• **WHAT TO DO**
Scan the entries for lines with the word "That", then copy those lines.
══════════
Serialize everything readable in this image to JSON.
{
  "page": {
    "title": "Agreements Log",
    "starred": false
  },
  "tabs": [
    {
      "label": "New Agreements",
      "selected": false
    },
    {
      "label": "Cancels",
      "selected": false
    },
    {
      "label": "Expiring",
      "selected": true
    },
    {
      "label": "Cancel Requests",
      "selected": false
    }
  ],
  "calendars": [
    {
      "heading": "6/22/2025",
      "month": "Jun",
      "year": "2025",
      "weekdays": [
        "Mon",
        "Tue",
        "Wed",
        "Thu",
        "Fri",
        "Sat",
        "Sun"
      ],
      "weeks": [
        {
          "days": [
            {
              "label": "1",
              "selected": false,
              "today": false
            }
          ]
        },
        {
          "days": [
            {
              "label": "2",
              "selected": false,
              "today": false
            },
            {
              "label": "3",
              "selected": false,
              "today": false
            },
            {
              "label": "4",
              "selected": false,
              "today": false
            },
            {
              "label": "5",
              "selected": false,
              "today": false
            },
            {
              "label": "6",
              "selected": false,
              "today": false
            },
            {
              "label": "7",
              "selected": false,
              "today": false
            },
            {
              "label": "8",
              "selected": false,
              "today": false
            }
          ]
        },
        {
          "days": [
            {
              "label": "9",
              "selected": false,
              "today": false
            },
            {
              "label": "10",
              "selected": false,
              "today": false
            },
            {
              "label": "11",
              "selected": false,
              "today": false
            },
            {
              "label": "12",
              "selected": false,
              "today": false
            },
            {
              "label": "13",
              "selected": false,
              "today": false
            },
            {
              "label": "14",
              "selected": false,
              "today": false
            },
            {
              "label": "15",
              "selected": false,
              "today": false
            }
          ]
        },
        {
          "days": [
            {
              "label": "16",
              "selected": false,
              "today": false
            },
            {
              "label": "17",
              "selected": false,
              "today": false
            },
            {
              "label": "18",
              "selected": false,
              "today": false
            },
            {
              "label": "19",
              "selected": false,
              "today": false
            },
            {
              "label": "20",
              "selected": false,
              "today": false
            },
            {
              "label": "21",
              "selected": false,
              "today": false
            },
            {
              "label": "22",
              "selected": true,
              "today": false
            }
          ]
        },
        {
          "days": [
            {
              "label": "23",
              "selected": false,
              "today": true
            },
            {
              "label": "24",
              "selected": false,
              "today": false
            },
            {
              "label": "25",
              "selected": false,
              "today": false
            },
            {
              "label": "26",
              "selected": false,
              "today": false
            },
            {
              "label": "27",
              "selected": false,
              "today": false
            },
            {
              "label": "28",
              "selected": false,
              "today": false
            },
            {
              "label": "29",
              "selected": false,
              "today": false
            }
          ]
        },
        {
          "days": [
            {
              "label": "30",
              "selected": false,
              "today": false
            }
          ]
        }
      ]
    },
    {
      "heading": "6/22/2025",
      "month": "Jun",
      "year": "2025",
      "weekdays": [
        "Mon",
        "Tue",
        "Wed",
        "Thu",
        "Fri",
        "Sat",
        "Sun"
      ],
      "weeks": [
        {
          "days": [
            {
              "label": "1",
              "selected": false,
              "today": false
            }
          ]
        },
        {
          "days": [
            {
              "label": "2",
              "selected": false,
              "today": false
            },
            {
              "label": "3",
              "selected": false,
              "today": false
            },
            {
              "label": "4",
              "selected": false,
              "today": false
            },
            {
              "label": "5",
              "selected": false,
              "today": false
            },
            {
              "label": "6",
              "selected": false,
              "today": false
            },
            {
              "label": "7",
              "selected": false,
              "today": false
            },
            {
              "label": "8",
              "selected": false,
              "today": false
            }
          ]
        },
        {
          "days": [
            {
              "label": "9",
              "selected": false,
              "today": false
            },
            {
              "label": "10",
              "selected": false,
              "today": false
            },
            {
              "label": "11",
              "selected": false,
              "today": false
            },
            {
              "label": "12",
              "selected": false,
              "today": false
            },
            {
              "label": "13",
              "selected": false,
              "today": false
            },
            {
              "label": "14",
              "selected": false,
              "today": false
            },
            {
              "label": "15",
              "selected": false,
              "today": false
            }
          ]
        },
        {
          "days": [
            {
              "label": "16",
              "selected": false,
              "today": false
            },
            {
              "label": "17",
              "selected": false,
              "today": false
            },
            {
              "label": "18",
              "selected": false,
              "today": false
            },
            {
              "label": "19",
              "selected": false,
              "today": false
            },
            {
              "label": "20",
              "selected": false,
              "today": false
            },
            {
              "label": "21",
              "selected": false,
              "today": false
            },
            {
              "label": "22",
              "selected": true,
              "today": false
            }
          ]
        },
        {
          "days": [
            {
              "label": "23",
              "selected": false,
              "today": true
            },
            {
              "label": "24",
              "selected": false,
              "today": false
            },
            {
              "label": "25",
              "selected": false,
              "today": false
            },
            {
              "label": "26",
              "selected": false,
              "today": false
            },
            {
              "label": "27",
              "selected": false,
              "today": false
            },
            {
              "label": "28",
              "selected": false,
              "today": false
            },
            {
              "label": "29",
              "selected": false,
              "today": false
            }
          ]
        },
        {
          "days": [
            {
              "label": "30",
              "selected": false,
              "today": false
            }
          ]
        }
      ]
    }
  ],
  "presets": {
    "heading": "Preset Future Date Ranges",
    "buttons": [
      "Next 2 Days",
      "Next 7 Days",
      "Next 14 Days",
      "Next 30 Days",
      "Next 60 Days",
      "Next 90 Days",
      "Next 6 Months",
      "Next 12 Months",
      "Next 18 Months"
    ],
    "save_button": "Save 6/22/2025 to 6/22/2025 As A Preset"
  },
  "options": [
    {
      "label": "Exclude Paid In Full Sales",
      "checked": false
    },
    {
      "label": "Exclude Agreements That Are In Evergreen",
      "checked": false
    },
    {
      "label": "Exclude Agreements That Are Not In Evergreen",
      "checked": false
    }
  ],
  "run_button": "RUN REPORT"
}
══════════
• **RESULT OF THIS TASK**
      "label": "Exclude Agreements That Are In Evergreen",
      "label": "Exclude Agreements That Are Not In Evergreen",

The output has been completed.